# [Exercise brief]
Keep every word the same. Repeat the records without their images.

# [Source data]

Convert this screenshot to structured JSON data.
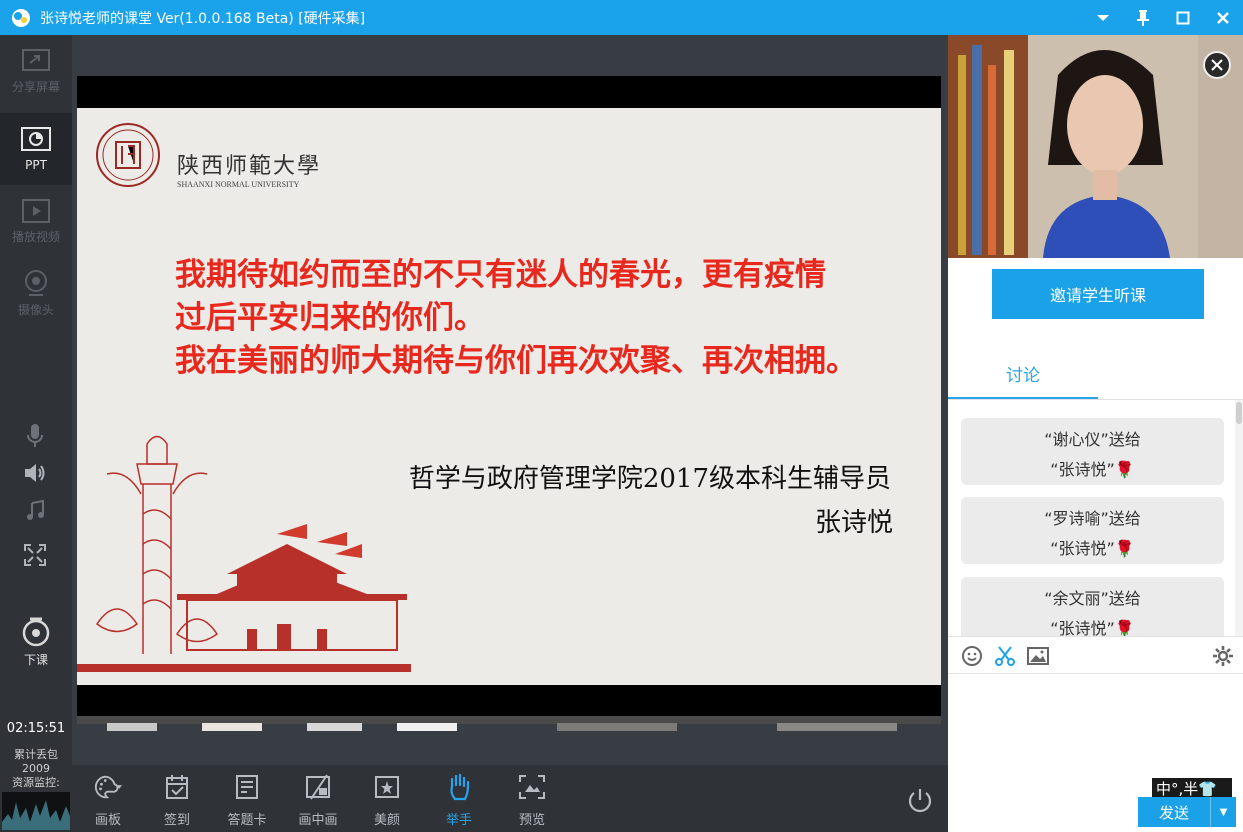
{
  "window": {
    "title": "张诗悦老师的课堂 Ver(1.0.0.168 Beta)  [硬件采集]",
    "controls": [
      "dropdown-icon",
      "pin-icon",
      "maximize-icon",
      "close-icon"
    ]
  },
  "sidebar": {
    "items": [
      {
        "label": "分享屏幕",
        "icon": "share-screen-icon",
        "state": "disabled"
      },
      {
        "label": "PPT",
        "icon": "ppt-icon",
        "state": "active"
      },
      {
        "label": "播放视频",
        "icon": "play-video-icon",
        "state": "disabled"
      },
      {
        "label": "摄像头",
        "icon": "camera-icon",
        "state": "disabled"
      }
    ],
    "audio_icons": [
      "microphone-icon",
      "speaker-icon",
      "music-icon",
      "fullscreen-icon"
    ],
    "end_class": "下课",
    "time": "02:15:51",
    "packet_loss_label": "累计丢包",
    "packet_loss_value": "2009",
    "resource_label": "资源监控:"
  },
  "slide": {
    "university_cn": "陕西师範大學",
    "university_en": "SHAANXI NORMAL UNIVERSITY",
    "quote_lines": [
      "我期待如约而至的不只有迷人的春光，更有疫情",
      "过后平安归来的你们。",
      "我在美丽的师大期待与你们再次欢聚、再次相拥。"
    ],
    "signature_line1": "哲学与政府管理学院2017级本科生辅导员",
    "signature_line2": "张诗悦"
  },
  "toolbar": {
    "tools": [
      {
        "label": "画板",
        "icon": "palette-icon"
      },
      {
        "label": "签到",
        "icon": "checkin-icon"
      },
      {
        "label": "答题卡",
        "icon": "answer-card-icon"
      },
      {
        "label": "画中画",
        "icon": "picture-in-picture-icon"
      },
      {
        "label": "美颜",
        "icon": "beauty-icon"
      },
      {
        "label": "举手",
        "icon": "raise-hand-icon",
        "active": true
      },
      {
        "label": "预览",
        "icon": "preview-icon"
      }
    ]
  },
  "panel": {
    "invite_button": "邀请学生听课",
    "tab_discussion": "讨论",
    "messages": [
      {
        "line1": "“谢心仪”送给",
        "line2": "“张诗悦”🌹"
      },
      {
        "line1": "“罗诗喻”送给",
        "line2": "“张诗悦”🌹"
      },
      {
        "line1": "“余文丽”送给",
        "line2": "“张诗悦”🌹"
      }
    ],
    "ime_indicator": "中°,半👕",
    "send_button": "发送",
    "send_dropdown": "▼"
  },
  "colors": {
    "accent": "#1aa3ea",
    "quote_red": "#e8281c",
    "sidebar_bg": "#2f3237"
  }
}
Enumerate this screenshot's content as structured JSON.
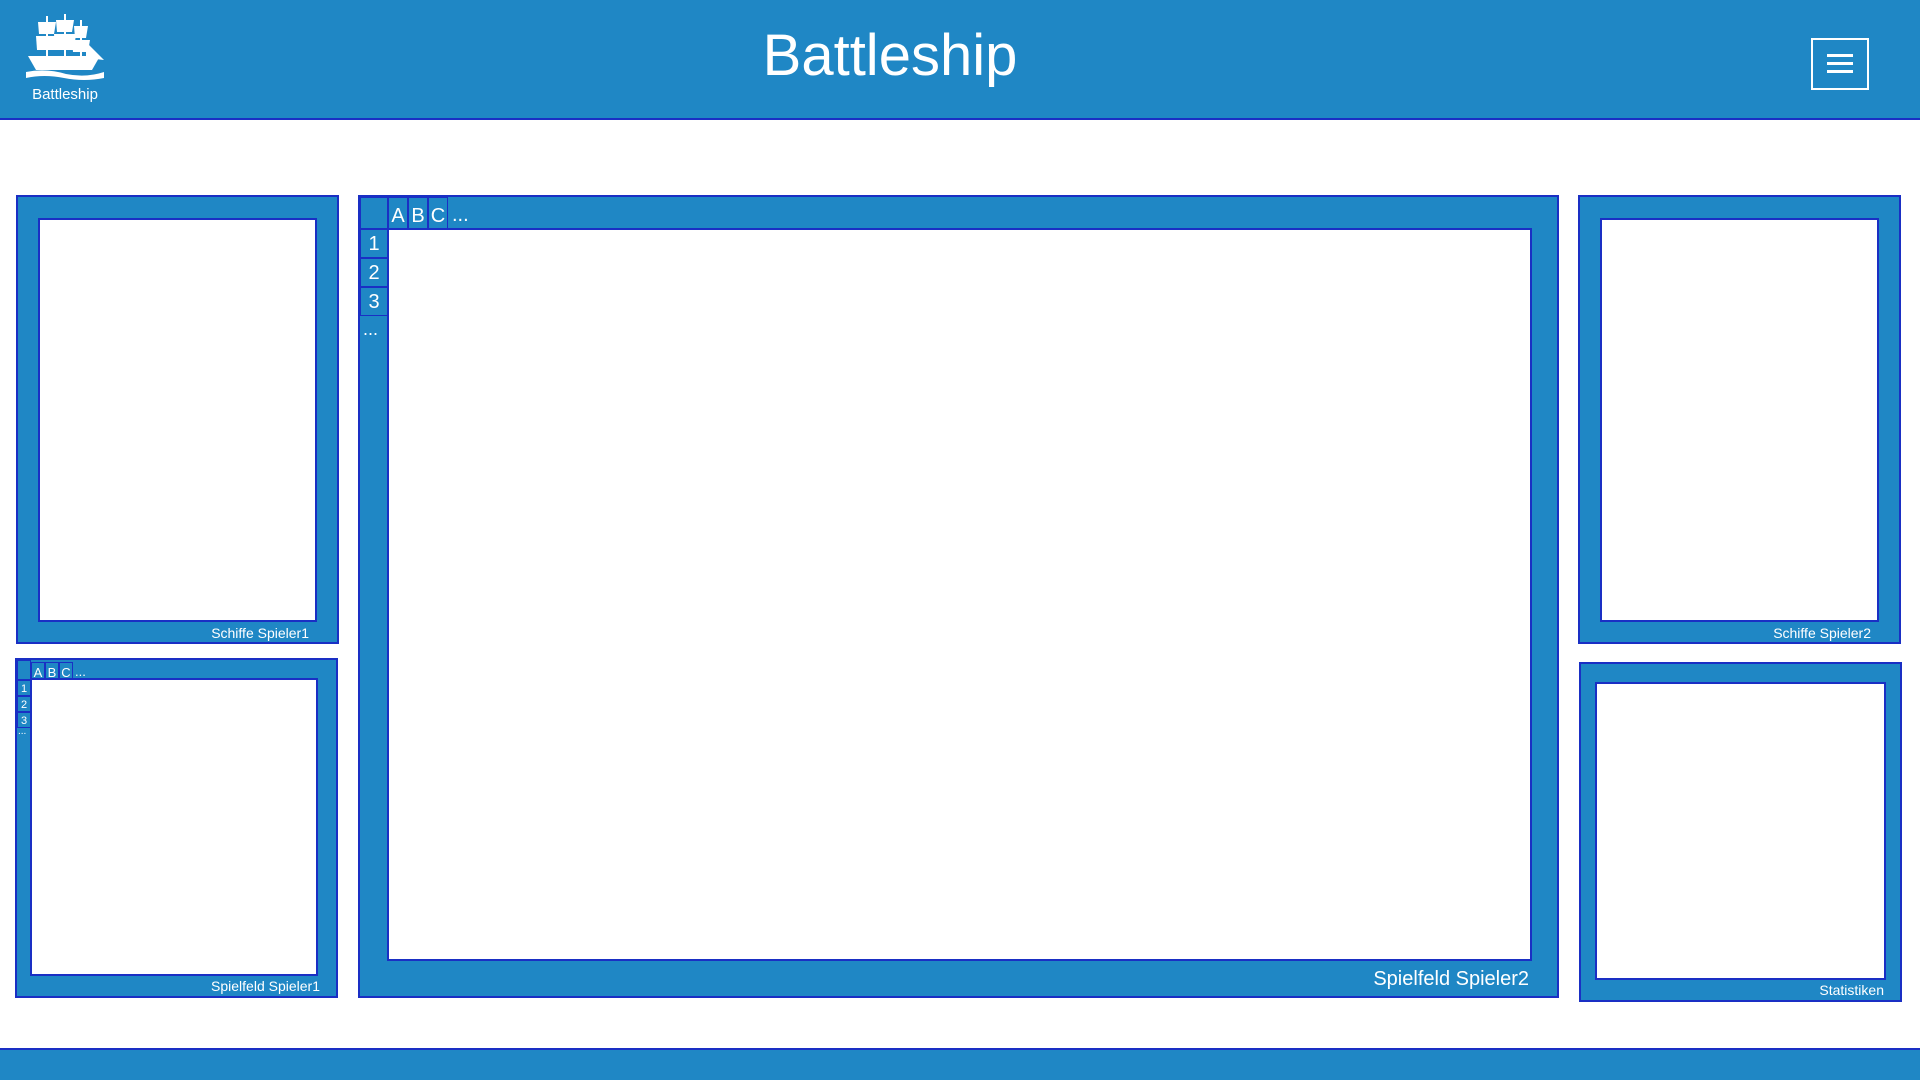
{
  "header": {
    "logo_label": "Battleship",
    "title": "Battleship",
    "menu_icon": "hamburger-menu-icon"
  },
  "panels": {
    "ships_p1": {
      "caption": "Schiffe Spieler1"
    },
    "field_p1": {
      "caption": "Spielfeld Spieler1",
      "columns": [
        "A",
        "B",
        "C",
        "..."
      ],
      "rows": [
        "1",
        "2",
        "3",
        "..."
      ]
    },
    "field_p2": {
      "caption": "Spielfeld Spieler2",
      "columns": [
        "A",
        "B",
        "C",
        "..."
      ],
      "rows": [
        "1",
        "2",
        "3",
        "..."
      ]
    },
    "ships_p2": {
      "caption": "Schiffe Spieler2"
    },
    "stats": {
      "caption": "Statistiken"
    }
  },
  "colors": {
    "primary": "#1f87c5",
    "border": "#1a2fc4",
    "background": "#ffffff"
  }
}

# [Response to this exercise]
Convert this screenshot to structured JSON data.
{
  "window": {
    "title": "张诗悦老师的课堂 Ver(1.0.0.168 Beta)  [硬件采集]",
    "controls": [
      "dropdown-icon",
      "pin-icon",
      "maximize-icon",
      "close-icon"
    ]
  },
  "sidebar": {
    "items": [
      {
        "label": "分享屏幕",
        "icon": "share-screen-icon",
        "state": "disabled"
      },
      {
        "label": "PPT",
        "icon": "ppt-icon",
        "state": "active"
      },
      {
        "label": "播放视频",
        "icon": "play-video-icon",
        "state": "disabled"
      },
      {
        "label": "摄像头",
        "icon": "camera-icon",
        "state": "disabled"
      }
    ],
    "audio_icons": [
      "microphone-icon",
      "speaker-icon",
      "music-icon",
      "fullscreen-icon"
    ],
    "end_class": "下课",
    "time": "02:15:51",
    "packet_loss_label": "累计丢包",
    "packet_loss_value": "2009",
    "resource_label": "资源监控:"
  },
  "slide": {
    "university_cn": "陕西师範大學",
    "university_en": "SHAANXI NORMAL UNIVERSITY",
    "quote_lines": [
      "我期待如约而至的不只有迷人的春光，更有疫情",
      "过后平安归来的你们。",
      "我在美丽的师大期待与你们再次欢聚、再次相拥。"
    ],
    "signature_line1": "哲学与政府管理学院2017级本科生辅导员",
    "signature_line2": "张诗悦"
  },
  "toolbar": {
    "tools": [
      {
        "label": "画板",
        "icon": "palette-icon"
      },
      {
        "label": "签到",
        "icon": "checkin-icon"
      },
      {
        "label": "答题卡",
        "icon": "answer-card-icon"
      },
      {
        "label": "画中画",
        "icon": "picture-in-picture-icon"
      },
      {
        "label": "美颜",
        "icon": "beauty-icon"
      },
      {
        "label": "举手",
        "icon": "raise-hand-icon",
        "active": true
      },
      {
        "label": "预览",
        "icon": "preview-icon"
      }
    ]
  },
  "panel": {
    "invite_button": "邀请学生听课",
    "tab_discussion": "讨论",
    "messages": [
      {
        "line1": "“谢心仪”送给",
        "line2": "“张诗悦”🌹"
      },
      {
        "line1": "“罗诗喻”送给",
        "line2": "“张诗悦”🌹"
      },
      {
        "line1": "“余文丽”送给",
        "line2": "“张诗悦”🌹"
      }
    ],
    "ime_indicator": "中°,半👕",
    "send_button": "发送",
    "send_dropdown": "▼"
  },
  "colors": {
    "accent": "#1aa3ea",
    "quote_red": "#e8281c",
    "sidebar_bg": "#2f3237"
  }
}
Enumerate this screenshot's content as structured JSON.
{
  "header": {
    "logo_label": "Battleship",
    "title": "Battleship",
    "menu_icon": "hamburger-menu-icon"
  },
  "panels": {
    "ships_p1": {
      "caption": "Schiffe Spieler1"
    },
    "field_p1": {
      "caption": "Spielfeld Spieler1",
      "columns": [
        "A",
        "B",
        "C",
        "..."
      ],
      "rows": [
        "1",
        "2",
        "3",
        "..."
      ]
    },
    "field_p2": {
      "caption": "Spielfeld Spieler2",
      "columns": [
        "A",
        "B",
        "C",
        "..."
      ],
      "rows": [
        "1",
        "2",
        "3",
        "..."
      ]
    },
    "ships_p2": {
      "caption": "Schiffe Spieler2"
    },
    "stats": {
      "caption": "Statistiken"
    }
  },
  "colors": {
    "primary": "#1f87c5",
    "border": "#1a2fc4",
    "background": "#ffffff"
  }
}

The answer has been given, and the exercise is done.